My Local World · Politics

The direction of my dreams

One of my favorite quotes is: “Go confidently in the direction of your dreams. Live the life you’ve imagined. ~ Henry David Thoreau

I have recently learned that it is a misquote. The entire quotation comes from Thoreau’s Walden, and is: “I learned this, at least, from my experiment; that if one advances confidently in the direction of his dreams, and endeavors to live the life which he has imagined, he will meet with a success unexpected in common hours… In proportion as he simplifies his life, the laws of the universe will appear less complex, and solitude will not be solitude, nor poverty poverty, nor weakness weakness.”

Damn, Thoreau.

That is MUCH more deep. And does not fit on a coffee mug. Continue reading “The direction of my dreams”

Inspiration · Politics

The cold bothers me a little.

I am not the only person in my city, my state, my country – far from it – who feels the urgent need to DO and SAY things about what is happening to democracy in America.

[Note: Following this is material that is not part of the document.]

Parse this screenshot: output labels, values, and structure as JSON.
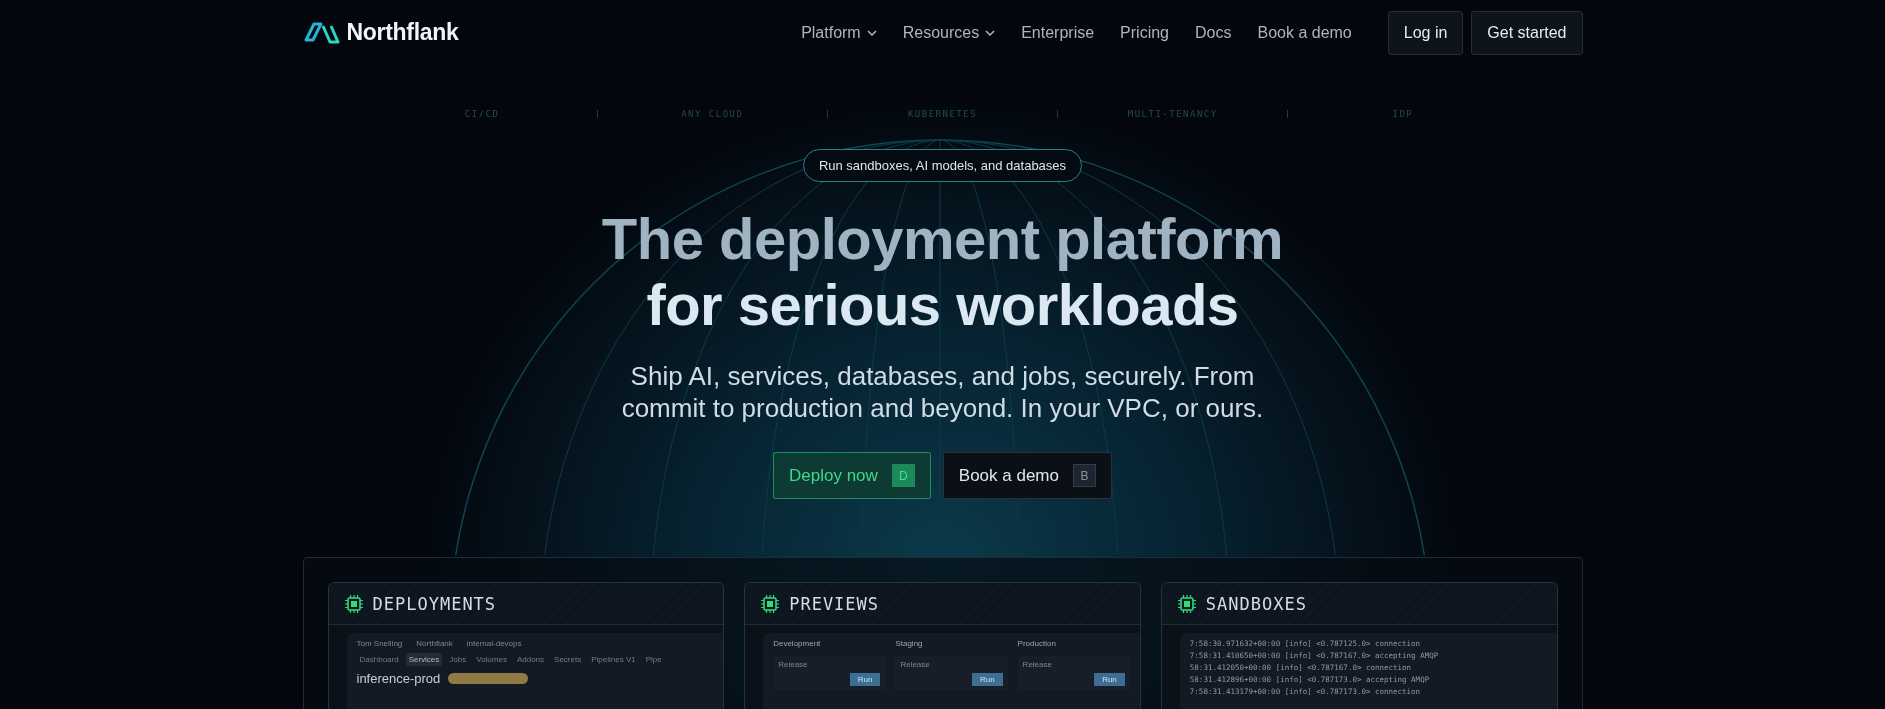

I must have five books piled on my sofa, and five more on my iPad, that explain, from one perspective or another, how and why the United States got into the current state of extreme inequality and ideological polarization.

It is not hard to see the problem. I do what most say not to do and read the comments after political articles, particularly those in my local newspaper. Under anonymous screen names, people do not hold back their anger, fear and bias. They seem both glibly unaware of the seriousness of the divide, the threat to democracy, and yet deeply fearful in a “gut” instinct way that what we hold dear and how we always expected things to go is slipping away. The lashing, labeling, knee-jerk prejudice is disheartening.

Our elected leaders do and say things that leave me dumbstruck and sick.

What to do? Write? Volunteer? Donate? Lead? Follow? I am almost frozen into inactivity with the urgency to do something about the world, against the enormity of our slide – or free fall – into something that does not resemble a nation “of the people.”

I am one person, but one person can do something. Today, I read and learn; write and plan; collect information and analyze it; donate to one worthwhile cause. It is enough for today.